Assignment: What you return must match every record word for word.

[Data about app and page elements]
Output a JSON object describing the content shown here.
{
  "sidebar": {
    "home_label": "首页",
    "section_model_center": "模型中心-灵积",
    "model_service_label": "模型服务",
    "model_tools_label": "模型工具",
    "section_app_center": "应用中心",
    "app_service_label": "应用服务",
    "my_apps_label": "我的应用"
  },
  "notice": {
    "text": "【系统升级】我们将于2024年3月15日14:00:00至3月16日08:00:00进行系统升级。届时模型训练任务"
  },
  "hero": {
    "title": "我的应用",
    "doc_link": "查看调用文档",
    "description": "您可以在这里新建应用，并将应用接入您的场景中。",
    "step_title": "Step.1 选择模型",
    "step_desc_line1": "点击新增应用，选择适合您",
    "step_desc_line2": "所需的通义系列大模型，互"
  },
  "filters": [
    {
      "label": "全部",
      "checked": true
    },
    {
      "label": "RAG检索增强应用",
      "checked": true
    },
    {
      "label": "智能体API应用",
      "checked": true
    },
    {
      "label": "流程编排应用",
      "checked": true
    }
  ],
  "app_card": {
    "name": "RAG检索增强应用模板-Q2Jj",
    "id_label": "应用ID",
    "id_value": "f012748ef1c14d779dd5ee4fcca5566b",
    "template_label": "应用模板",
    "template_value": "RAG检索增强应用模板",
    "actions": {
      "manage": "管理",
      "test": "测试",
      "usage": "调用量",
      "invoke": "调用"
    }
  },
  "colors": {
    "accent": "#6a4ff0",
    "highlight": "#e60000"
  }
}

Written answer:
Output a JSON object describing the content shown here.
{
  "sidebar": {
    "home_label": "首页",
    "section_model_center": "模型中心-灵积",
    "model_service_label": "模型服务",
    "model_tools_label": "模型工具",
    "section_app_center": "应用中心",
    "app_service_label": "应用服务",
    "my_apps_label": "我的应用"
  },
  "notice": {
    "text": "【系统升级】我们将于2024年3月15日14:00:00至3月16日08:00:00进行系统升级。届时模型训练任务"
  },
  "hero": {
    "title": "我的应用",
    "doc_link": "查看调用文档",
    "description": "您可以在这里新建应用，并将应用接入您的场景中。",
    "step_title": "Step.1 选择模型",
    "step_desc_line1": "点击新增应用，选择适合您",
    "step_desc_line2": "所需的通义系列大模型，互"
  },
  "filters": [
    {
      "label": "全部",
      "checked": true
    },
    {
      "label": "RAG检索增强应用",
      "checked": true
    },
    {
      "label": "智能体API应用",
      "checked": true
    },
    {
      "label": "流程编排应用",
      "checked": true
    }
  ],
  "app_card": {
    "name": "RAG检索增强应用模板-Q2Jj",
    "id_label": "应用ID",
    "id_value": "f012748ef1c14d779dd5ee4fcca5566b",
    "template_label": "应用模板",
    "template_value": "RAG检索增强应用模板",
    "actions": {
      "manage": "管理",
      "test": "测试",
      "usage": "调用量",
      "invoke": "调用"
    }
  },
  "colors": {
    "accent": "#6a4ff0",
    "highlight": "#e60000"
  }
}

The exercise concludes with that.